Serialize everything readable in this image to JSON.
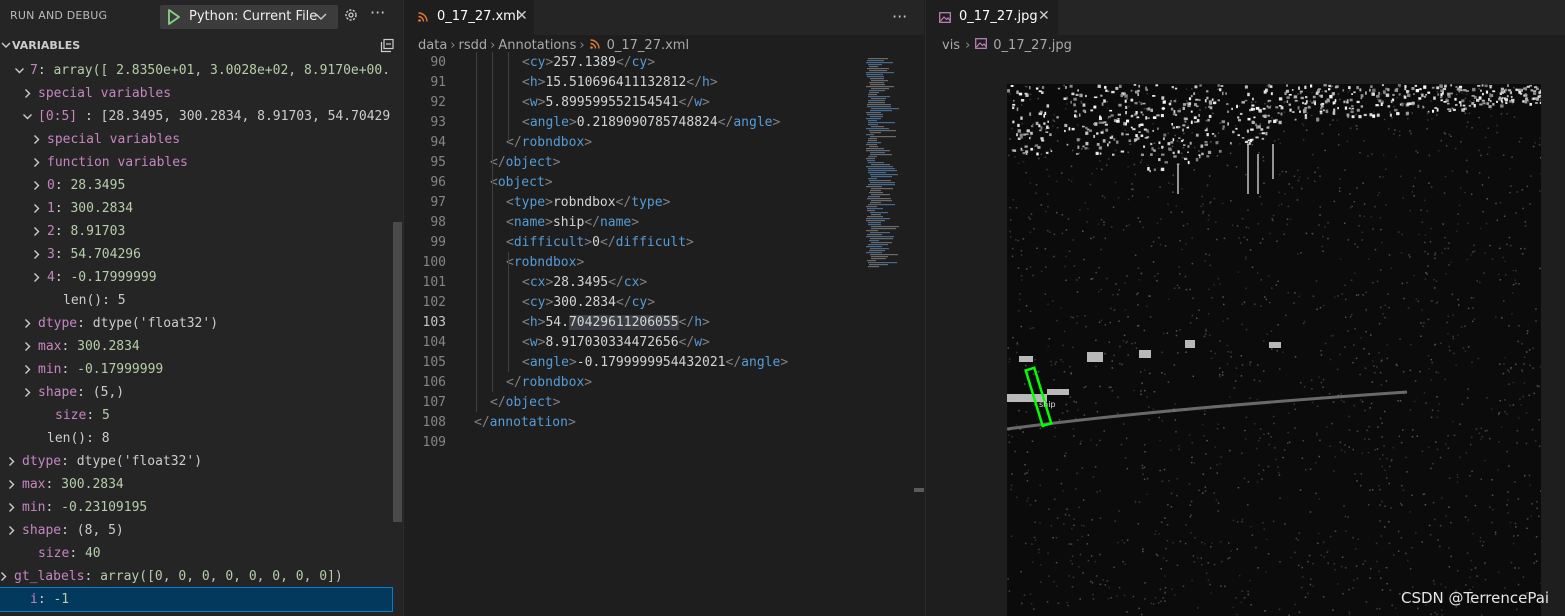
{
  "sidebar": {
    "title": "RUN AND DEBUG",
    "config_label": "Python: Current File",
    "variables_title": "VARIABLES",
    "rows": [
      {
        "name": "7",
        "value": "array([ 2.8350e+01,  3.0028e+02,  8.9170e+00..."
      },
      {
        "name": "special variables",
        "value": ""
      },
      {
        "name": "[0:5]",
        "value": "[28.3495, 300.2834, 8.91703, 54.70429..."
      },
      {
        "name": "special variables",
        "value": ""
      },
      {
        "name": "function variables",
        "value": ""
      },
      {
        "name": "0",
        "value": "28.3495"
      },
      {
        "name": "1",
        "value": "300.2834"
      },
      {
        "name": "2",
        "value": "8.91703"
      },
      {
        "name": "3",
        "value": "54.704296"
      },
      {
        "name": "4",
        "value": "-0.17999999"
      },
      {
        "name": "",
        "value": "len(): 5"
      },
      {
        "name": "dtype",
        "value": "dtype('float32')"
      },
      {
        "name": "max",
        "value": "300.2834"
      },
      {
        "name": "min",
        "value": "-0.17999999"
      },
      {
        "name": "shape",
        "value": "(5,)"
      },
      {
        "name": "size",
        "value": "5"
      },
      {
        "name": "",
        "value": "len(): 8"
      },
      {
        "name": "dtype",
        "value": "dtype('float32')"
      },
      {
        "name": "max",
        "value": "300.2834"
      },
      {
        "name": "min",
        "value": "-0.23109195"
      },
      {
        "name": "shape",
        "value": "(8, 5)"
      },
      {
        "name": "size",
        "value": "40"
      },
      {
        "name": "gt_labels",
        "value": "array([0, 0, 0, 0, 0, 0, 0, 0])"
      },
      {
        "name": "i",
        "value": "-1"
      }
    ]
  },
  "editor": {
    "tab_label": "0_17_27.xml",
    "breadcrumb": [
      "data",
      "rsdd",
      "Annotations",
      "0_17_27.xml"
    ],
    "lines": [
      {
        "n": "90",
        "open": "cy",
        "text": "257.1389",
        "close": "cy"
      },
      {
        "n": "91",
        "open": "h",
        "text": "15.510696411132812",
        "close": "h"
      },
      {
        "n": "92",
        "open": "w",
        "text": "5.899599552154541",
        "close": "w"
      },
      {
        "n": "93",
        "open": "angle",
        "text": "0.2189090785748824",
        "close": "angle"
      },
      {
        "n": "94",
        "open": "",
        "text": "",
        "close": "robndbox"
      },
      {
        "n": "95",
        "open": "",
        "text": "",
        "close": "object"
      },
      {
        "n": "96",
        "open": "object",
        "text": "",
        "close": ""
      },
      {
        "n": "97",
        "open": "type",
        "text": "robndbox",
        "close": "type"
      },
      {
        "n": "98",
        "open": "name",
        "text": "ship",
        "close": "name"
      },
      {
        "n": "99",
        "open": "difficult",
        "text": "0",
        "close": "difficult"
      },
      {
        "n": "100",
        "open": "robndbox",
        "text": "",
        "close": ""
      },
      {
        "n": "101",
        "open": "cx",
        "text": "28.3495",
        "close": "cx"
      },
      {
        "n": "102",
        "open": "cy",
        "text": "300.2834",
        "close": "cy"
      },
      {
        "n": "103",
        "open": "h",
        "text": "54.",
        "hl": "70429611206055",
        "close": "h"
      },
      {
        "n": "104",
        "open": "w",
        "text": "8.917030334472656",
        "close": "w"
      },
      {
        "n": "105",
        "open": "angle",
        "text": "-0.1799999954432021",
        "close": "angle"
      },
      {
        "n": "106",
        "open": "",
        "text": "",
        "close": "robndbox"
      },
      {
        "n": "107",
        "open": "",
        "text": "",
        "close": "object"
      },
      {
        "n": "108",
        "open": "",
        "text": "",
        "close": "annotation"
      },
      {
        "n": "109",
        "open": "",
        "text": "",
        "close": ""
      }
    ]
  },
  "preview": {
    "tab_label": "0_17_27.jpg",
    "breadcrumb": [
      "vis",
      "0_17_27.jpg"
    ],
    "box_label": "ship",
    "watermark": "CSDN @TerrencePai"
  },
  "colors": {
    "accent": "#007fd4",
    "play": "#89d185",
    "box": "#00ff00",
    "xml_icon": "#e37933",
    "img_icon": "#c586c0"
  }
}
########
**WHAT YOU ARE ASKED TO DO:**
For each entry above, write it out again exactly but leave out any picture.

**TASK OUTPUT:**
Serialize everything readable in this image to JSON.
{
  "sidebar": {
    "title": "RUN AND DEBUG",
    "config_label": "Python: Current File",
    "variables_title": "VARIABLES",
    "rows": [
      {
        "name": "7",
        "value": "array([ 2.8350e+01,  3.0028e+02,  8.9170e+00..."
      },
      {
        "name": "special variables",
        "value": ""
      },
      {
        "name": "[0:5]",
        "value": "[28.3495, 300.2834, 8.91703, 54.70429..."
      },
      {
        "name": "special variables",
        "value": ""
      },
      {
        "name": "function variables",
        "value": ""
      },
      {
        "name": "0",
        "value": "28.3495"
      },
      {
        "name": "1",
        "value": "300.2834"
      },
      {
        "name": "2",
        "value": "8.91703"
      },
      {
        "name": "3",
        "value": "54.704296"
      },
      {
        "name": "4",
        "value": "-0.17999999"
      },
      {
        "name": "",
        "value": "len(): 5"
      },
      {
        "name": "dtype",
        "value": "dtype('float32')"
      },
      {
        "name": "max",
        "value": "300.2834"
      },
      {
        "name": "min",
        "value": "-0.17999999"
      },
      {
        "name": "shape",
        "value": "(5,)"
      },
      {
        "name": "size",
        "value": "5"
      },
      {
        "name": "",
        "value": "len(): 8"
      },
      {
        "name": "dtype",
        "value": "dtype('float32')"
      },
      {
        "name": "max",
        "value": "300.2834"
      },
      {
        "name": "min",
        "value": "-0.23109195"
      },
      {
        "name": "shape",
        "value": "(8, 5)"
      },
      {
        "name": "size",
        "value": "40"
      },
      {
        "name": "gt_labels",
        "value": "array([0, 0, 0, 0, 0, 0, 0, 0])"
      },
      {
        "name": "i",
        "value": "-1"
      }
    ]
  },
  "editor": {
    "tab_label": "0_17_27.xml",
    "breadcrumb": [
      "data",
      "rsdd",
      "Annotations",
      "0_17_27.xml"
    ],
    "lines": [
      {
        "n": "90",
        "open": "cy",
        "text": "257.1389",
        "close": "cy"
      },
      {
        "n": "91",
        "open": "h",
        "text": "15.510696411132812",
        "close": "h"
      },
      {
        "n": "92",
        "open": "w",
        "text": "5.899599552154541",
        "close": "w"
      },
      {
        "n": "93",
        "open": "angle",
        "text": "0.2189090785748824",
        "close": "angle"
      },
      {
        "n": "94",
        "open": "",
        "text": "",
        "close": "robndbox"
      },
      {
        "n": "95",
        "open": "",
        "text": "",
        "close": "object"
      },
      {
        "n": "96",
        "open": "object",
        "text": "",
        "close": ""
      },
      {
        "n": "97",
        "open": "type",
        "text": "robndbox",
        "close": "type"
      },
      {
        "n": "98",
        "open": "name",
        "text": "ship",
        "close": "name"
      },
      {
        "n": "99",
        "open": "difficult",
        "text": "0",
        "close": "difficult"
      },
      {
        "n": "100",
        "open": "robndbox",
        "text": "",
        "close": ""
      },
      {
        "n": "101",
        "open": "cx",
        "text": "28.3495",
        "close": "cx"
      },
      {
        "n": "102",
        "open": "cy",
        "text": "300.2834",
        "close": "cy"
      },
      {
        "n": "103",
        "open": "h",
        "text": "54.",
        "hl": "70429611206055",
        "close": "h"
      },
      {
        "n": "104",
        "open": "w",
        "text": "8.917030334472656",
        "close": "w"
      },
      {
        "n": "105",
        "open": "angle",
        "text": "-0.1799999954432021",
        "close": "angle"
      },
      {
        "n": "106",
        "open": "",
        "text": "",
        "close": "robndbox"
      },
      {
        "n": "107",
        "open": "",
        "text": "",
        "close": "object"
      },
      {
        "n": "108",
        "open": "",
        "text": "",
        "close": "annotation"
      },
      {
        "n": "109",
        "open": "",
        "text": "",
        "close": ""
      }
    ]
  },
  "preview": {
    "tab_label": "0_17_27.jpg",
    "breadcrumb": [
      "vis",
      "0_17_27.jpg"
    ],
    "box_label": "ship",
    "watermark": "CSDN @TerrencePai"
  },
  "colors": {
    "accent": "#007fd4",
    "play": "#89d185",
    "box": "#00ff00",
    "xml_icon": "#e37933",
    "img_icon": "#c586c0"
  }
}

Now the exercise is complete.